### SUPPLIED MATERIAL
===============

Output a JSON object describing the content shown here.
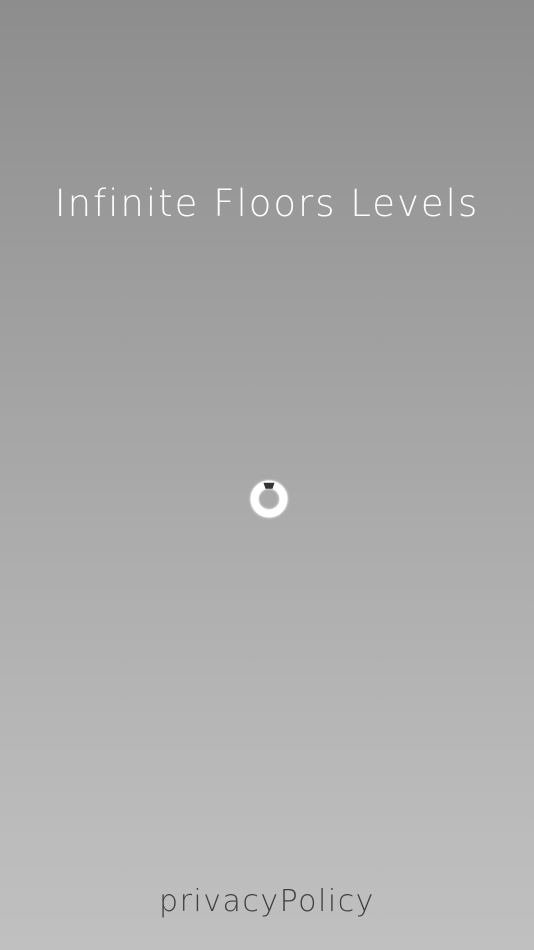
{
  "screen": {
    "title": "Infinite Floors Levels",
    "privacy_link": "privacyPolicy"
  },
  "loader": {
    "icon": "loading-ring-icon",
    "ring_color": "#ffffff",
    "marker_color": "#333333"
  },
  "colors": {
    "background_top": "#8d8d8d",
    "background_bottom": "#c0c0c0",
    "title_text": "#ffffff",
    "link_text": "#3f3f3f"
  }
}
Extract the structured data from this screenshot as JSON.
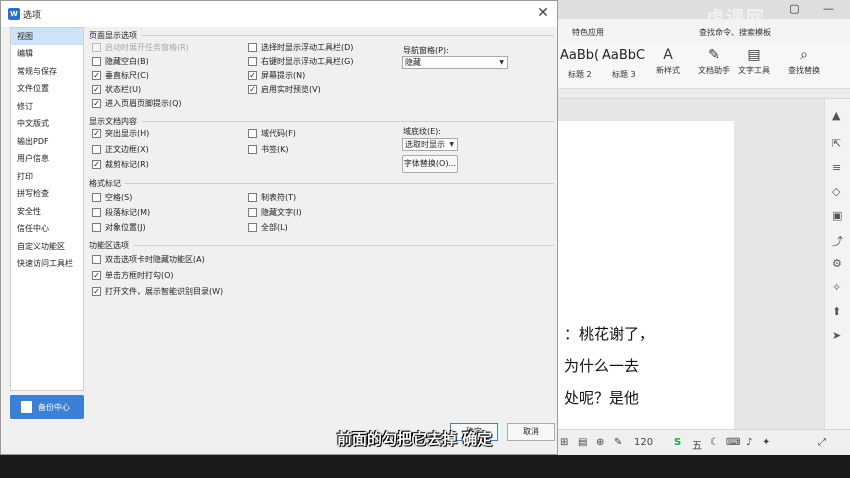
{
  "dialog": {
    "title": "选项",
    "close_glyph": "✕",
    "ok_label": "确定",
    "cancel_label": "取消",
    "backup_label": "备份中心"
  },
  "nav": {
    "items": [
      "视图",
      "编辑",
      "常规与保存",
      "文件位置",
      "修订",
      "中文版式",
      "输出PDF",
      "用户信息",
      "打印",
      "拼写检查",
      "安全性",
      "信任中心",
      "自定义功能区",
      "快速访问工具栏"
    ],
    "active": "视图"
  },
  "sections": {
    "page_display": {
      "title": "页面显示选项",
      "left": [
        {
          "label": "启动时展开任务窗格(R)",
          "checked": false,
          "disabled": true
        },
        {
          "label": "隐藏空白(B)",
          "checked": false
        },
        {
          "label": "垂直标尺(C)",
          "checked": true
        },
        {
          "label": "状态栏(U)",
          "checked": true
        },
        {
          "label": "进入页眉页脚提示(Q)",
          "checked": true
        }
      ],
      "right": [
        {
          "label": "选择时显示浮动工具栏(D)",
          "checked": false
        },
        {
          "label": "右键时显示浮动工具栏(G)",
          "checked": false
        },
        {
          "label": "屏幕提示(N)",
          "checked": true
        },
        {
          "label": "启用实时预览(V)",
          "checked": true
        }
      ],
      "nav_pane_label": "导航窗格(P):",
      "nav_pane_value": "隐藏"
    },
    "doc_content": {
      "title": "显示文档内容",
      "left": [
        {
          "label": "突出显示(H)",
          "checked": true
        },
        {
          "label": "正文边框(X)",
          "checked": false
        },
        {
          "label": "裁剪标记(R)",
          "checked": true
        }
      ],
      "right": [
        {
          "label": "域代码(F)",
          "checked": false
        },
        {
          "label": "书签(K)",
          "checked": false
        }
      ],
      "shading_label": "域底纹(E):",
      "shading_value": "选取时显示",
      "font_sub_label": "字体替换(O)..."
    },
    "format_marks": {
      "title": "格式标记",
      "left": [
        {
          "label": "空格(S)",
          "checked": false
        },
        {
          "label": "段落标记(M)",
          "checked": false
        },
        {
          "label": "对象位置(J)",
          "checked": false
        }
      ],
      "right": [
        {
          "label": "制表符(T)",
          "checked": false
        },
        {
          "label": "隐藏文字(I)",
          "checked": false
        },
        {
          "label": "全部(L)",
          "checked": false
        }
      ]
    },
    "ribbon": {
      "title": "功能区选项",
      "items": [
        {
          "label": "双击选项卡时隐藏功能区(A)",
          "checked": false
        },
        {
          "label": "单击方框时打勾(O)",
          "checked": true
        },
        {
          "label": "打开文件，展示智能识别目录(W)",
          "checked": true
        }
      ]
    }
  },
  "background": {
    "tab_feature": "特色应用",
    "tab_find": "查找命令、搜索模板",
    "style_samples": [
      "AaBb(",
      "AaBbC"
    ],
    "style_captions": [
      "标题 2",
      "标题 3"
    ],
    "ribbon_buttons": [
      {
        "label": "新样式",
        "icon": "style-icon"
      },
      {
        "label": "文档助手",
        "icon": "assistant-icon"
      },
      {
        "label": "文字工具",
        "icon": "text-tool-icon"
      },
      {
        "label": "查找替换",
        "icon": "find-replace-icon"
      }
    ],
    "doc_lines": [
      "：桃花谢了，",
      "为什么一去",
      "处呢？是他"
    ],
    "status_zoom": "120",
    "ime_label": "五",
    "watermark": "虎课网"
  },
  "subtitle": "前面的勾把它去掉 确定",
  "colors": {
    "accent": "#3c7fd6",
    "nav_active": "#cde3f7"
  }
}
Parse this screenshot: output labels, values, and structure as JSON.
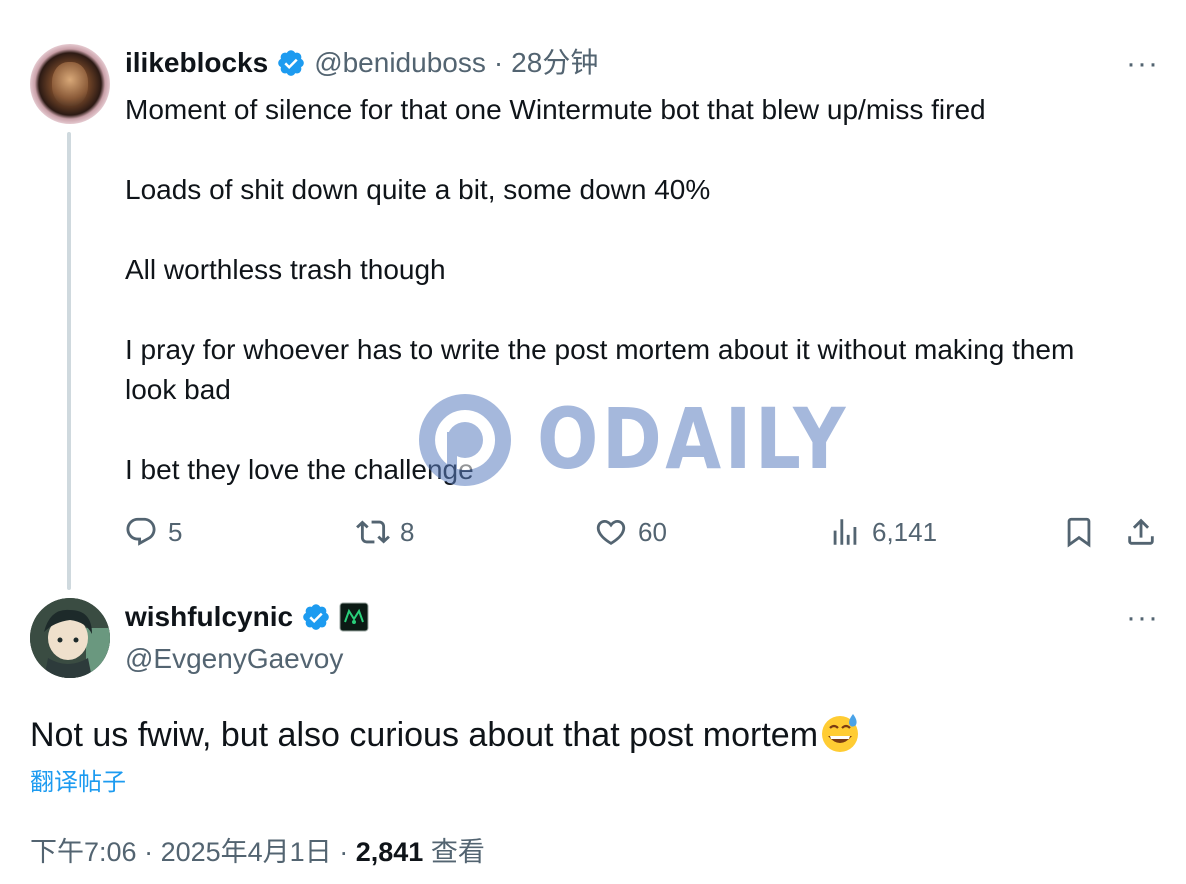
{
  "parent_tweet": {
    "display_name": "ilikeblocks",
    "handle": "@beniduboss",
    "separator": "·",
    "time_ago": "28分钟",
    "more_label": "···",
    "paragraphs": [
      "Moment of silence for that one Wintermute bot that blew up/miss fired",
      "Loads of shit down quite a bit, some down 40%",
      "All worthless trash though",
      "I pray for whoever has to write the post mortem about it without making them look bad",
      "I bet they love the challenge"
    ],
    "actions": {
      "replies": "5",
      "retweets": "8",
      "likes": "60",
      "views": "6,141"
    }
  },
  "watermark": {
    "text": "ODAILY"
  },
  "reply_tweet": {
    "display_name": "wishfulcynic",
    "handle": "@EvgenyGaevoy",
    "more_label": "···",
    "text": "Not us fwiw, but also curious about that post mortem",
    "emoji": "grinning-face-with-sweat",
    "translate_label": "翻译帖子",
    "time": "下午7:06",
    "separator": "·",
    "date": "2025年4月1日",
    "views_count": "2,841",
    "views_label": "查看"
  },
  "colors": {
    "text": "#0f1419",
    "secondary": "#536471",
    "verified": "#1d9bf0",
    "link": "#1d9bf0",
    "thread_line": "#cfd9de",
    "watermark": "#5c7fc0"
  }
}
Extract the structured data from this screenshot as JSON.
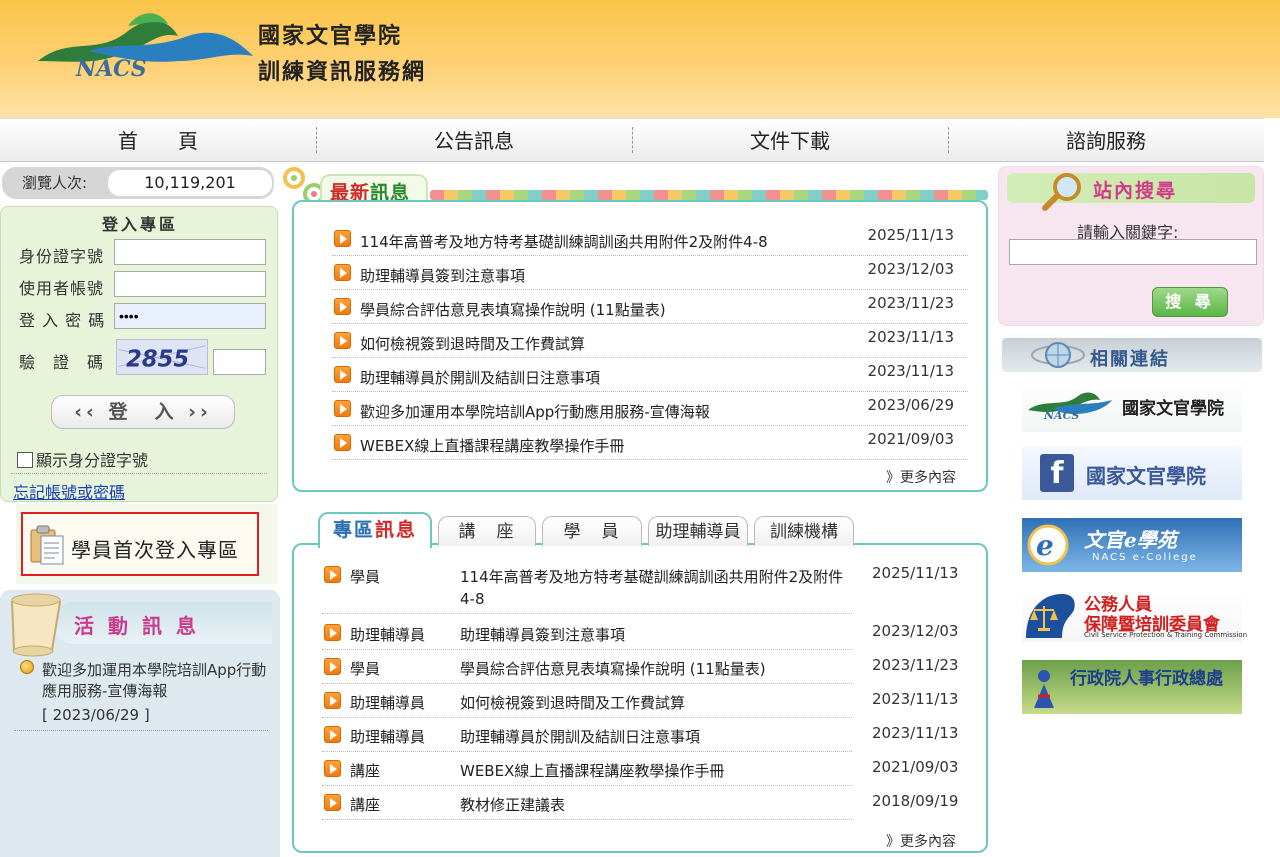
{
  "header": {
    "logo_text": "NACS",
    "title_line1": "國家文官學院",
    "title_line2": "訓練資訊服務網"
  },
  "nav": [
    "首　　頁",
    "公告訊息",
    "文件下載",
    "諮詢服務"
  ],
  "visitor": {
    "label": "瀏覽人次:",
    "count": "10,119,201"
  },
  "login": {
    "title": "登入專區",
    "id_label": "身份證字號",
    "account_label": "使用者帳號",
    "password_label": "登 入 密 碼",
    "password_value": "••••",
    "captcha_label": "驗　證　碼",
    "captcha_code": "2855",
    "login_button": "‹‹ 登　入 ››",
    "show_id_label": "顯示身分證字號",
    "forgot_link": "忘記帳號或密碼"
  },
  "first_login": {
    "label": "學員首次登入專區"
  },
  "activity": {
    "title": "活動訊息",
    "item_text": "歡迎多加運用本學院培訓App行動應用服務-宣傳海報",
    "item_date": "[ 2023/06/29 ]"
  },
  "latest": {
    "tab_label_a": "最新",
    "tab_label_b": "訊息",
    "items": [
      {
        "title": "114年高普考及地方特考基礎訓練調訓函共用附件2及附件4-8",
        "date": "2025/11/13"
      },
      {
        "title": "助理輔導員簽到注意事項",
        "date": "2023/12/03"
      },
      {
        "title": "學員綜合評估意見表填寫操作說明 (11點量表)",
        "date": "2023/11/23"
      },
      {
        "title": "如何檢視簽到退時間及工作費試算",
        "date": "2023/11/13"
      },
      {
        "title": "助理輔導員於開訓及結訓日注意事項",
        "date": "2023/11/13"
      },
      {
        "title": "歡迎多加運用本學院培訓App行動應用服務-宣傳海報",
        "date": "2023/06/29"
      },
      {
        "title": "WEBEX線上直播課程講座教學操作手冊",
        "date": "2021/09/03"
      }
    ],
    "more": "》更多內容"
  },
  "special": {
    "tabs": [
      {
        "label_a": "專區",
        "label_b": "訊息"
      },
      {
        "label": "講　座"
      },
      {
        "label": "學　員"
      },
      {
        "label": "助理輔導員"
      },
      {
        "label": "訓練機構"
      }
    ],
    "items": [
      {
        "cat": "學員",
        "title": "114年高普考及地方特考基礎訓練調訓函共用附件2及附件4-8",
        "date": "2025/11/13"
      },
      {
        "cat": "助理輔導員",
        "title": "助理輔導員簽到注意事項",
        "date": "2023/12/03"
      },
      {
        "cat": "學員",
        "title": "學員綜合評估意見表填寫操作說明 (11點量表)",
        "date": "2023/11/23"
      },
      {
        "cat": "助理輔導員",
        "title": "如何檢視簽到退時間及工作費試算",
        "date": "2023/11/13"
      },
      {
        "cat": "助理輔導員",
        "title": "助理輔導員於開訓及結訓日注意事項",
        "date": "2023/11/13"
      },
      {
        "cat": "講座",
        "title": "WEBEX線上直播課程講座教學操作手冊",
        "date": "2021/09/03"
      },
      {
        "cat": "講座",
        "title": "教材修正建議表",
        "date": "2018/09/19"
      }
    ],
    "more": "》更多內容"
  },
  "search": {
    "title": "站內搜尋",
    "label": "請輸入關鍵字:",
    "button": "搜 尋"
  },
  "links": {
    "title": "相關連結",
    "nacs": "國家文官學院",
    "nacs_logo": "NACS",
    "fb": "國家文官學院",
    "fb_icon": "f",
    "ecollege": "文官e學苑",
    "ecollege_sub": "NACS e-College",
    "csptc": "公務人員",
    "csptc2": "保障暨培訓委員會",
    "csptc_en": "Civil Service Protection & Training Commission",
    "dgpa": "行政院人事行政總處"
  },
  "colors": {
    "accent_teal": "#6cc7c0",
    "header_yellow": "#f9c447",
    "link_blue": "#1a3fb5",
    "highlight_red": "#e02020"
  }
}
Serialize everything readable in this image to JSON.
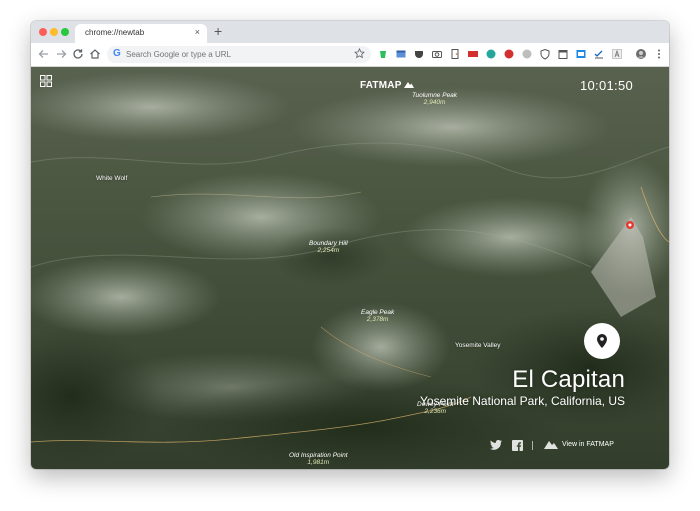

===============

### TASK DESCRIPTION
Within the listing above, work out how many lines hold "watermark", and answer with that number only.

### FINAL ANSWER
3